>>>>>

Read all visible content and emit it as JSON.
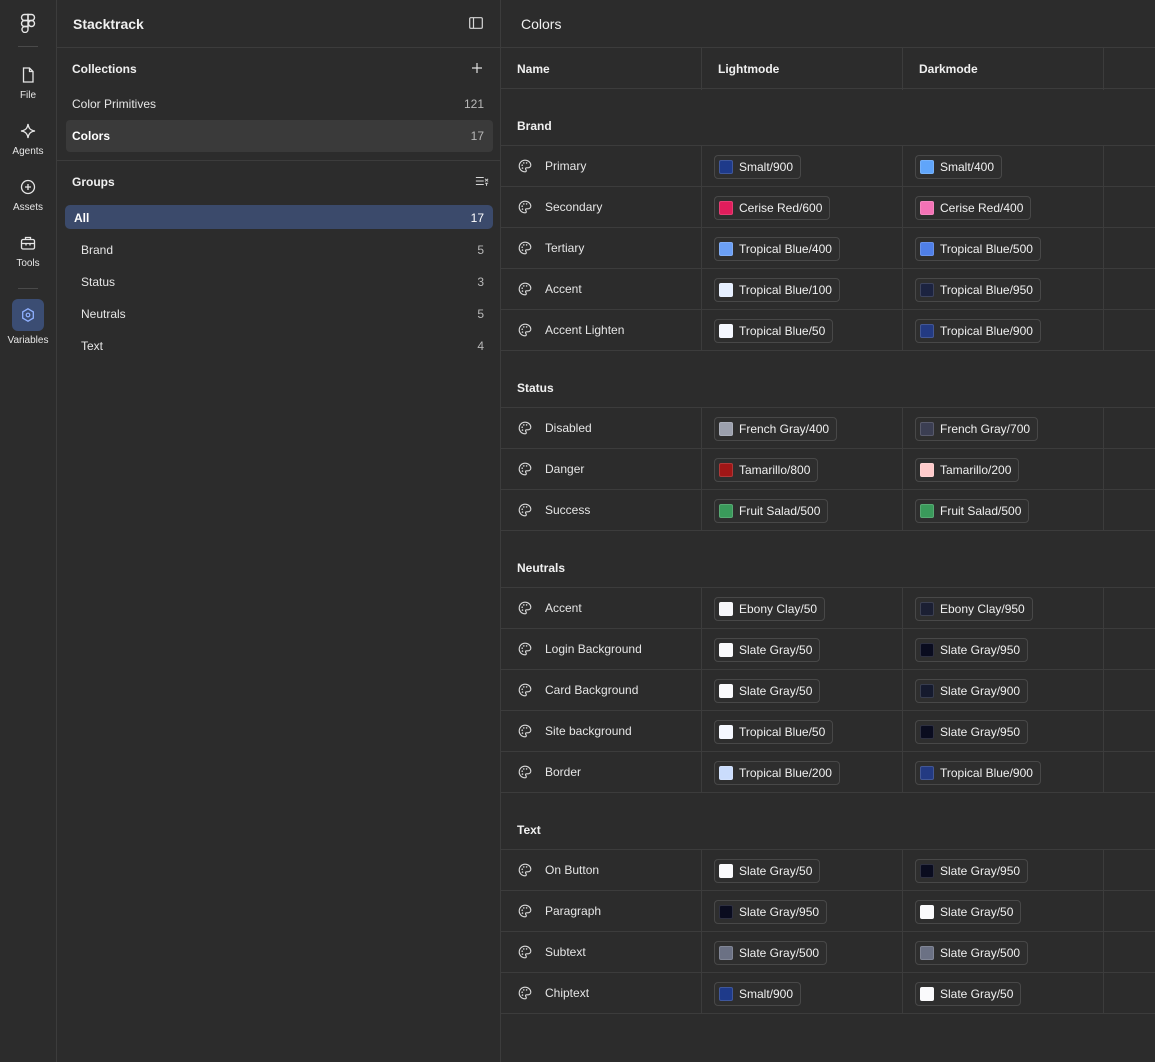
{
  "rail": {
    "items": [
      {
        "label": "File",
        "icon": "file-icon"
      },
      {
        "label": "Agents",
        "icon": "sparkle-icon"
      },
      {
        "label": "Assets",
        "icon": "plus-circle-icon"
      },
      {
        "label": "Tools",
        "icon": "toolbox-icon"
      },
      {
        "label": "Variables",
        "icon": "hexagon-icon",
        "active": true
      }
    ]
  },
  "panel": {
    "title": "Stacktrack",
    "collections": {
      "title": "Collections",
      "items": [
        {
          "name": "Color Primitives",
          "count": "121",
          "selected": false
        },
        {
          "name": "Colors",
          "count": "17",
          "selected": true
        }
      ]
    },
    "groups": {
      "title": "Groups",
      "items": [
        {
          "name": "All",
          "count": "17",
          "selected": true
        },
        {
          "name": "Brand",
          "count": "5",
          "selected": false
        },
        {
          "name": "Status",
          "count": "3",
          "selected": false
        },
        {
          "name": "Neutrals",
          "count": "5",
          "selected": false
        },
        {
          "name": "Text",
          "count": "4",
          "selected": false
        }
      ]
    }
  },
  "main": {
    "title": "Colors",
    "columns": {
      "name": "Name",
      "light": "Lightmode",
      "dark": "Darkmode"
    },
    "groups": [
      {
        "title": "Brand",
        "rows": [
          {
            "name": "Primary",
            "light": {
              "label": "Smalt/900",
              "color": "#1e3a8a"
            },
            "dark": {
              "label": "Smalt/400",
              "color": "#60a5fa"
            }
          },
          {
            "name": "Secondary",
            "light": {
              "label": "Cerise Red/600",
              "color": "#e11d5c"
            },
            "dark": {
              "label": "Cerise Red/400",
              "color": "#f472b6"
            }
          },
          {
            "name": "Tertiary",
            "light": {
              "label": "Tropical Blue/400",
              "color": "#6b9ff5"
            },
            "dark": {
              "label": "Tropical Blue/500",
              "color": "#4f7fe8"
            }
          },
          {
            "name": "Accent",
            "light": {
              "label": "Tropical Blue/100",
              "color": "#e6efff"
            },
            "dark": {
              "label": "Tropical Blue/950",
              "color": "#1c2340"
            }
          },
          {
            "name": "Accent Lighten",
            "light": {
              "label": "Tropical Blue/50",
              "color": "#f5f8ff"
            },
            "dark": {
              "label": "Tropical Blue/900",
              "color": "#233a82"
            }
          }
        ]
      },
      {
        "title": "Status",
        "rows": [
          {
            "name": "Disabled",
            "light": {
              "label": "French Gray/400",
              "color": "#9ca0ad"
            },
            "dark": {
              "label": "French Gray/700",
              "color": "#3b3e52"
            }
          },
          {
            "name": "Danger",
            "light": {
              "label": "Tamarillo/800",
              "color": "#a01616"
            },
            "dark": {
              "label": "Tamarillo/200",
              "color": "#fecaca"
            }
          },
          {
            "name": "Success",
            "light": {
              "label": "Fruit Salad/500",
              "color": "#3a9a5b"
            },
            "dark": {
              "label": "Fruit Salad/500",
              "color": "#3a9a5b"
            }
          }
        ]
      },
      {
        "title": "Neutrals",
        "rows": [
          {
            "name": "Accent",
            "light": {
              "label": "Ebony Clay/50",
              "color": "#f7f7fa"
            },
            "dark": {
              "label": "Ebony Clay/950",
              "color": "#1b1f33"
            }
          },
          {
            "name": "Login Background",
            "light": {
              "label": "Slate Gray/50",
              "color": "#fafafc"
            },
            "dark": {
              "label": "Slate Gray/950",
              "color": "#0a0c1f"
            }
          },
          {
            "name": "Card Background",
            "light": {
              "label": "Slate Gray/50",
              "color": "#fafafc"
            },
            "dark": {
              "label": "Slate Gray/900",
              "color": "#151a2e"
            }
          },
          {
            "name": "Site background",
            "light": {
              "label": "Tropical Blue/50",
              "color": "#f5f8ff"
            },
            "dark": {
              "label": "Slate Gray/950",
              "color": "#0a0c1f"
            }
          },
          {
            "name": "Border",
            "light": {
              "label": "Tropical Blue/200",
              "color": "#cadcfc"
            },
            "dark": {
              "label": "Tropical Blue/900",
              "color": "#233a82"
            }
          }
        ]
      },
      {
        "title": "Text",
        "rows": [
          {
            "name": "On Button",
            "light": {
              "label": "Slate Gray/50",
              "color": "#fafafc"
            },
            "dark": {
              "label": "Slate Gray/950",
              "color": "#0a0c1f"
            }
          },
          {
            "name": "Paragraph",
            "light": {
              "label": "Slate Gray/950",
              "color": "#0a0c1f"
            },
            "dark": {
              "label": "Slate Gray/50",
              "color": "#fafafc"
            }
          },
          {
            "name": "Subtext",
            "light": {
              "label": "Slate Gray/500",
              "color": "#6b7184"
            },
            "dark": {
              "label": "Slate Gray/500",
              "color": "#6b7184"
            }
          },
          {
            "name": "Chiptext",
            "light": {
              "label": "Smalt/900",
              "color": "#1e3a8a"
            },
            "dark": {
              "label": "Slate Gray/50",
              "color": "#fafafc"
            }
          }
        ]
      }
    ]
  }
}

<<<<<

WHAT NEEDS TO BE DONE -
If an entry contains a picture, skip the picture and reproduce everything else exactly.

TASK SOLUTION -
Read all visible content and emit it as JSON.
{
  "rail": {
    "items": [
      {
        "label": "File",
        "icon": "file-icon"
      },
      {
        "label": "Agents",
        "icon": "sparkle-icon"
      },
      {
        "label": "Assets",
        "icon": "plus-circle-icon"
      },
      {
        "label": "Tools",
        "icon": "toolbox-icon"
      },
      {
        "label": "Variables",
        "icon": "hexagon-icon",
        "active": true
      }
    ]
  },
  "panel": {
    "title": "Stacktrack",
    "collections": {
      "title": "Collections",
      "items": [
        {
          "name": "Color Primitives",
          "count": "121",
          "selected": false
        },
        {
          "name": "Colors",
          "count": "17",
          "selected": true
        }
      ]
    },
    "groups": {
      "title": "Groups",
      "items": [
        {
          "name": "All",
          "count": "17",
          "selected": true
        },
        {
          "name": "Brand",
          "count": "5",
          "selected": false
        },
        {
          "name": "Status",
          "count": "3",
          "selected": false
        },
        {
          "name": "Neutrals",
          "count": "5",
          "selected": false
        },
        {
          "name": "Text",
          "count": "4",
          "selected": false
        }
      ]
    }
  },
  "main": {
    "title": "Colors",
    "columns": {
      "name": "Name",
      "light": "Lightmode",
      "dark": "Darkmode"
    },
    "groups": [
      {
        "title": "Brand",
        "rows": [
          {
            "name": "Primary",
            "light": {
              "label": "Smalt/900",
              "color": "#1e3a8a"
            },
            "dark": {
              "label": "Smalt/400",
              "color": "#60a5fa"
            }
          },
          {
            "name": "Secondary",
            "light": {
              "label": "Cerise Red/600",
              "color": "#e11d5c"
            },
            "dark": {
              "label": "Cerise Red/400",
              "color": "#f472b6"
            }
          },
          {
            "name": "Tertiary",
            "light": {
              "label": "Tropical Blue/400",
              "color": "#6b9ff5"
            },
            "dark": {
              "label": "Tropical Blue/500",
              "color": "#4f7fe8"
            }
          },
          {
            "name": "Accent",
            "light": {
              "label": "Tropical Blue/100",
              "color": "#e6efff"
            },
            "dark": {
              "label": "Tropical Blue/950",
              "color": "#1c2340"
            }
          },
          {
            "name": "Accent Lighten",
            "light": {
              "label": "Tropical Blue/50",
              "color": "#f5f8ff"
            },
            "dark": {
              "label": "Tropical Blue/900",
              "color": "#233a82"
            }
          }
        ]
      },
      {
        "title": "Status",
        "rows": [
          {
            "name": "Disabled",
            "light": {
              "label": "French Gray/400",
              "color": "#9ca0ad"
            },
            "dark": {
              "label": "French Gray/700",
              "color": "#3b3e52"
            }
          },
          {
            "name": "Danger",
            "light": {
              "label": "Tamarillo/800",
              "color": "#a01616"
            },
            "dark": {
              "label": "Tamarillo/200",
              "color": "#fecaca"
            }
          },
          {
            "name": "Success",
            "light": {
              "label": "Fruit Salad/500",
              "color": "#3a9a5b"
            },
            "dark": {
              "label": "Fruit Salad/500",
              "color": "#3a9a5b"
            }
          }
        ]
      },
      {
        "title": "Neutrals",
        "rows": [
          {
            "name": "Accent",
            "light": {
              "label": "Ebony Clay/50",
              "color": "#f7f7fa"
            },
            "dark": {
              "label": "Ebony Clay/950",
              "color": "#1b1f33"
            }
          },
          {
            "name": "Login Background",
            "light": {
              "label": "Slate Gray/50",
              "color": "#fafafc"
            },
            "dark": {
              "label": "Slate Gray/950",
              "color": "#0a0c1f"
            }
          },
          {
            "name": "Card Background",
            "light": {
              "label": "Slate Gray/50",
              "color": "#fafafc"
            },
            "dark": {
              "label": "Slate Gray/900",
              "color": "#151a2e"
            }
          },
          {
            "name": "Site background",
            "light": {
              "label": "Tropical Blue/50",
              "color": "#f5f8ff"
            },
            "dark": {
              "label": "Slate Gray/950",
              "color": "#0a0c1f"
            }
          },
          {
            "name": "Border",
            "light": {
              "label": "Tropical Blue/200",
              "color": "#cadcfc"
            },
            "dark": {
              "label": "Tropical Blue/900",
              "color": "#233a82"
            }
          }
        ]
      },
      {
        "title": "Text",
        "rows": [
          {
            "name": "On Button",
            "light": {
              "label": "Slate Gray/50",
              "color": "#fafafc"
            },
            "dark": {
              "label": "Slate Gray/950",
              "color": "#0a0c1f"
            }
          },
          {
            "name": "Paragraph",
            "light": {
              "label": "Slate Gray/950",
              "color": "#0a0c1f"
            },
            "dark": {
              "label": "Slate Gray/50",
              "color": "#fafafc"
            }
          },
          {
            "name": "Subtext",
            "light": {
              "label": "Slate Gray/500",
              "color": "#6b7184"
            },
            "dark": {
              "label": "Slate Gray/500",
              "color": "#6b7184"
            }
          },
          {
            "name": "Chiptext",
            "light": {
              "label": "Smalt/900",
              "color": "#1e3a8a"
            },
            "dark": {
              "label": "Slate Gray/50",
              "color": "#fafafc"
            }
          }
        ]
      }
    ]
  }
}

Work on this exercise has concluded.